Roh's aides sad the newly inaugurated president had offered a cautious approach to the privatization of the government-owned companies, which could trigger labor protests.
"We don't think that privatization is the sole way to rescue the public sector," said a senior presidential official told United Press International. "It would be hard to bring competition into the railway business even if it is privatized," the official said who requested anonymity.
Officials also indicated the government would drop plans to privatize other key public corporations -- the electricity utility and gas industry.
South Korea has carried out programs to privatize 12 main state-run businesses in the wake of the 1997-98 financial crisis that forced the country to go to the International Monetary Fund for a record $58 billion bailout to avoid a national debt default.
Roh's predecessor, Kim Dae-jung sold off eight of the 12 companies, including steel giant Pohang Iron and Steel Co, and the telecommunication service, during his five-year term that ended last February.
The four main monopoly utilities, in electricity, gas and residential heating -- have also been under the privatization process.
Kim's government has split state-run Korea Electric Power Corp's power generation operations into six companies in hopes of selling five of them as part of efforts to speed up the privatization. If the plan is successfully implemented, the only remaining government-controlled sector would be electricity transmission with small working capital requirements.
The previous government also had proposed to split Korea Gas Corp, the country's sole gas distributor, to help sell them.
Analysts say the Roh government is misguided for backpedaling on privatization and called for continuous efforts to sell off ailing state-owned sectors.
The railway sector currently has an excess of $6.9 billion in accumulated losses, and is losing $491 million to $574 million annually. Industry analysts forecast its accumulated loss could reach $41 billion by 2020.
South Korea is among the few countries that still operates with state-run railway industries, along with India, Sri Lanka, Russia and North Korea, analysts say.
"The government is urged to push for privatization, which will encourage competition based on market principles," said Kim Dong-gun, a Seoul National University professor.

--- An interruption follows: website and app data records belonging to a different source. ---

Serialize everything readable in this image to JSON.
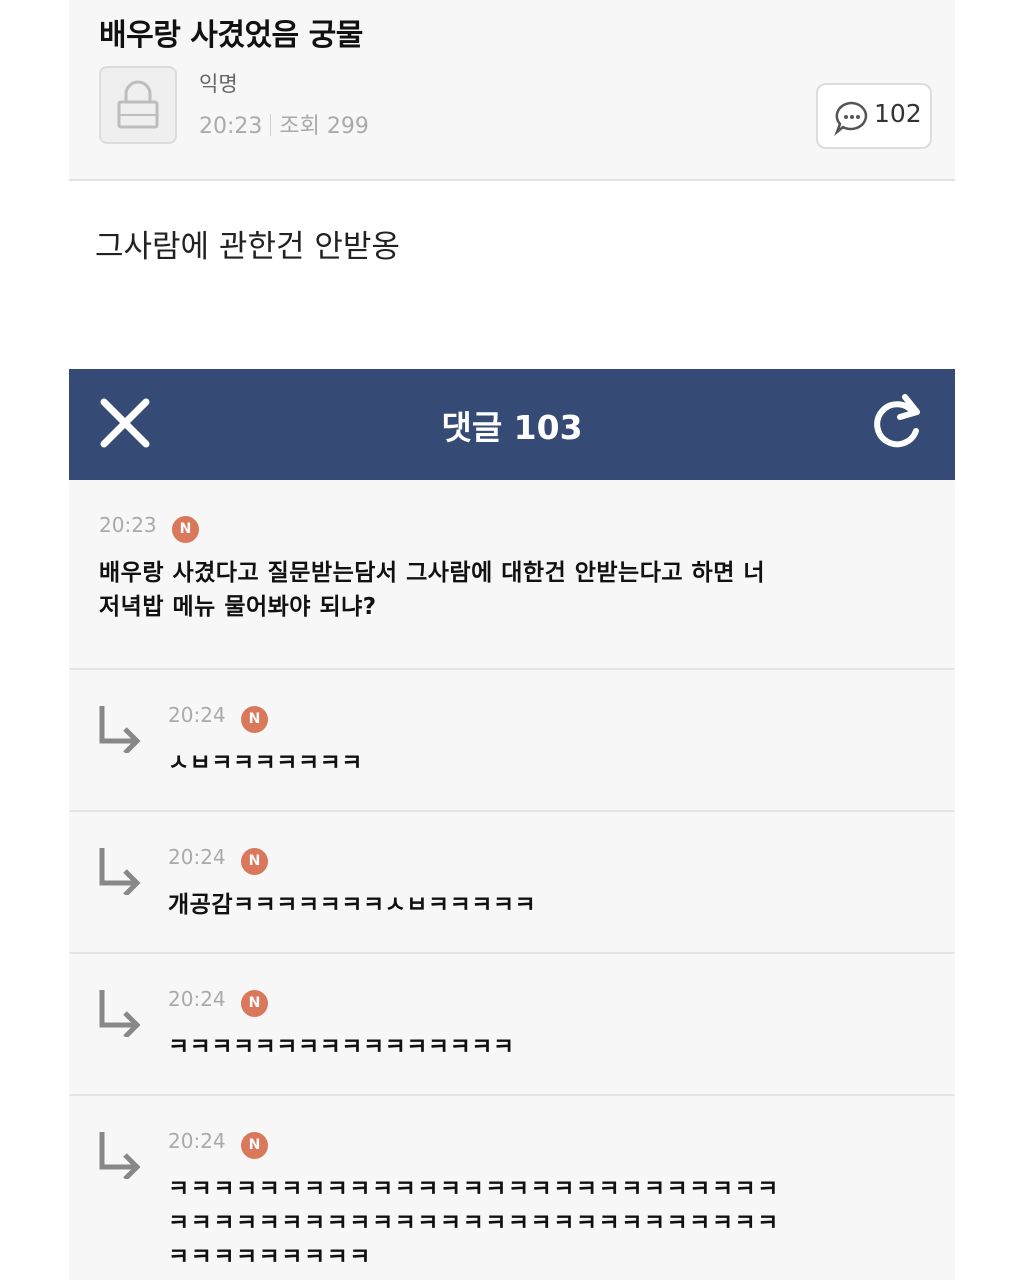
{
  "post": {
    "title": "배우랑 사겼었음 궁물",
    "author": "익명",
    "time": "20:23",
    "views_label": "조회 299",
    "comment_count": "102",
    "body": "그사람에 관한건 안받옹"
  },
  "comments_header": {
    "title": "댓글 103"
  },
  "comments": [
    {
      "time": "20:23",
      "badge": "N",
      "text_line1": "배우랑 사겼다고 질문받는담서 그사람에 대한건 안받는다고 하면 너",
      "text_line2": "저녁밥 메뉴 물어봐야 되냐?"
    },
    {
      "time": "20:24",
      "badge": "N",
      "text": "ㅅㅂㅋㅋㅋㅋㅋㅋㅋ"
    },
    {
      "time": "20:24",
      "badge": "N",
      "text": "개공감ㅋㅋㅋㅋㅋㅋㅋㅅㅂㅋㅋㅋㅋㅋ"
    },
    {
      "time": "20:24",
      "badge": "N",
      "text": "ㅋㅋㅋㅋㅋㅋㅋㅋㅋㅋㅋㅋㅋㅋㅋㅋ"
    },
    {
      "time": "20:24",
      "badge": "N",
      "text_line1": "ㅋㅋㅋㅋㅋㅋㅋㅋㅋㅋㅋㅋㅋㅋㅋㅋㅋㅋㅋㅋㅋㅋㅋㅋㅋㅋㅋ",
      "text_line2": "ㅋㅋㅋㅋㅋㅋㅋㅋㅋㅋㅋㅋㅋㅋㅋㅋㅋㅋㅋㅋㅋㅋㅋㅋㅋㅋㅋ",
      "text_line3": "ㅋㅋㅋㅋㅋㅋㅋㅋㅋ"
    }
  ],
  "icons": {
    "lock": "lock-icon",
    "comment": "speech-bubble-icon",
    "close": "close-icon",
    "refresh": "refresh-icon",
    "reply": "reply-arrow-icon"
  },
  "colors": {
    "header_bar": "#354a75",
    "badge": "#d9785a"
  }
}
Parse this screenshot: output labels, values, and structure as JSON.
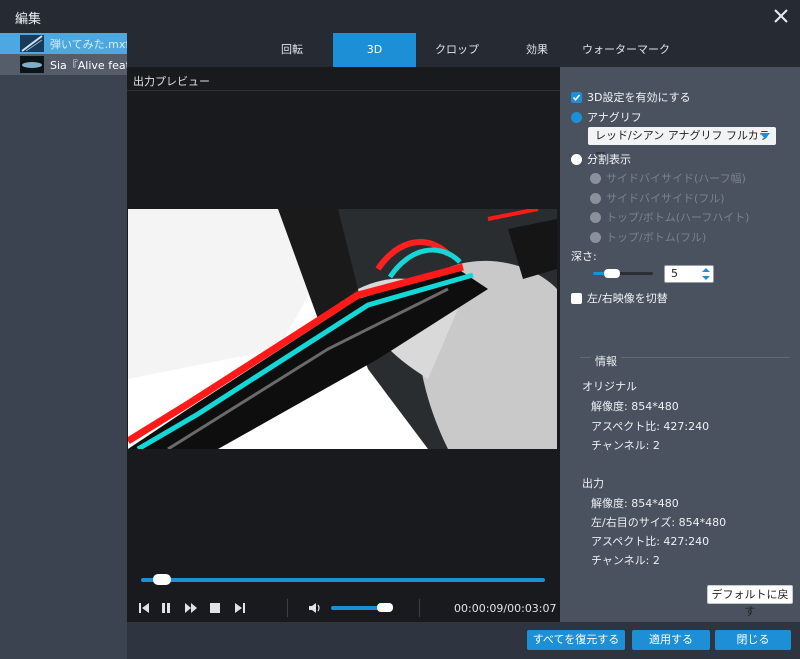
{
  "window": {
    "title": "編集"
  },
  "files": [
    {
      "name": "弾いてみた.mxf"
    },
    {
      "name": "Sia『Alive feat..."
    }
  ],
  "tabs": [
    {
      "label": "回転"
    },
    {
      "label": "3D"
    },
    {
      "label": "クロップ"
    },
    {
      "label": "効果"
    },
    {
      "label": "ウォーターマーク"
    }
  ],
  "preview": {
    "label": "出力プレビュー",
    "time": "00:00:09/00:03:07",
    "progress": 0.04,
    "volume": 0.85
  },
  "settings": {
    "enable_3d": "3D設定を有効にする",
    "anaglyph": "アナグリフ",
    "anaglyph_option": "レッド/シアン アナグリフ フルカラー",
    "split": "分割表示",
    "split_options": [
      "サイドバイサイド(ハーフ幅)",
      "サイドバイサイド(フル)",
      "トップ/ボトム(ハーフハイト)",
      "トップ/ボトム(フル)"
    ],
    "depth_label": "深さ:",
    "depth_value": "5",
    "swap": "左/右映像を切替"
  },
  "info": {
    "title": "情報",
    "original": {
      "heading": "オリジナル",
      "resolution": "解像度: 854*480",
      "aspect": "アスペクト比: 427:240",
      "channels": "チャンネル: 2"
    },
    "output": {
      "heading": "出力",
      "resolution": "解像度: 854*480",
      "eye_size": "左/右目のサイズ: 854*480",
      "aspect": "アスペクト比: 427:240",
      "channels": "チャンネル: 2"
    }
  },
  "buttons": {
    "reset_default": "デフォルトに戻す",
    "restore_all": "すべてを復元する",
    "apply": "適用する",
    "close": "閉じる"
  },
  "colors": {
    "accent": "#1c8fd6",
    "file_selected": "#4da8df"
  }
}
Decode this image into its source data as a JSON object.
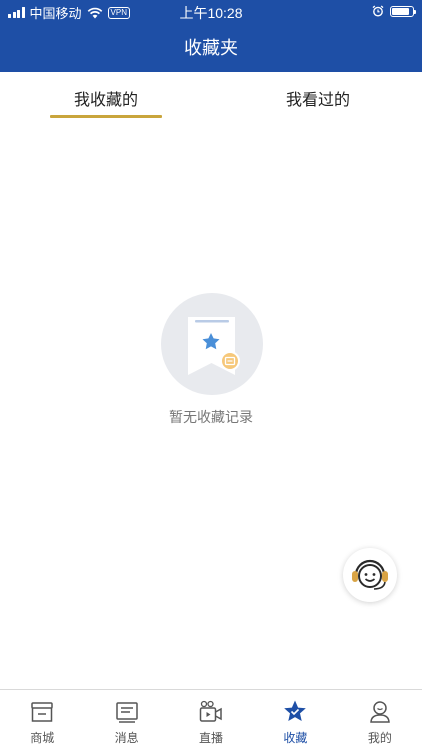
{
  "status_bar": {
    "carrier": "中国移动",
    "vpn": "VPN",
    "time": "上午10:28"
  },
  "header": {
    "title": "收藏夹",
    "bg_color": "#1e4fa6"
  },
  "tabs": [
    {
      "label": "我收藏的",
      "active": true
    },
    {
      "label": "我看过的",
      "active": false
    }
  ],
  "accent_color": "#c9a53c",
  "empty_state": {
    "icon": "favorites-empty-icon",
    "text": "暂无收藏记录"
  },
  "service_button": {
    "icon": "customer-service-icon"
  },
  "tabbar": [
    {
      "label": "商城",
      "icon": "store-icon",
      "active": false
    },
    {
      "label": "消息",
      "icon": "message-icon",
      "active": false
    },
    {
      "label": "直播",
      "icon": "live-icon",
      "active": false
    },
    {
      "label": "收藏",
      "icon": "star-icon",
      "active": true
    },
    {
      "label": "我的",
      "icon": "profile-icon",
      "active": false
    }
  ]
}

Kang Eung-sun, an economic commentator at the Maeil Business Newspaper, warned the worsening situation at the state-owned companies would increase the financial burdens on taxpayers. "The government will have to make up for huge losses with taxpayers' money in the years ahead," he said.
Local brokerages also said the suspension of the 10-year government-led privatization plan would negatively affect foreign investors. "The government may reverse its course again one or two years later by re-employing the privatization campaign to ease taxpayers' burden," said an analyst at Seoul-based foreign security firm.
Some analysts say the aborted privatization of the railway sector would spark stronger labor opposition to a government plan to sell off state-run Chohung Bank.
The government has proposed to sell its 80-percent stake at the ailing bank to Shinhan Finance Holding Co, South Korea's fourth largest lender.
The labor union at Chohung has vowed to make all-out efforts to prevent privatization which it says will result in massive layoffs, calling for the lender's independent survival.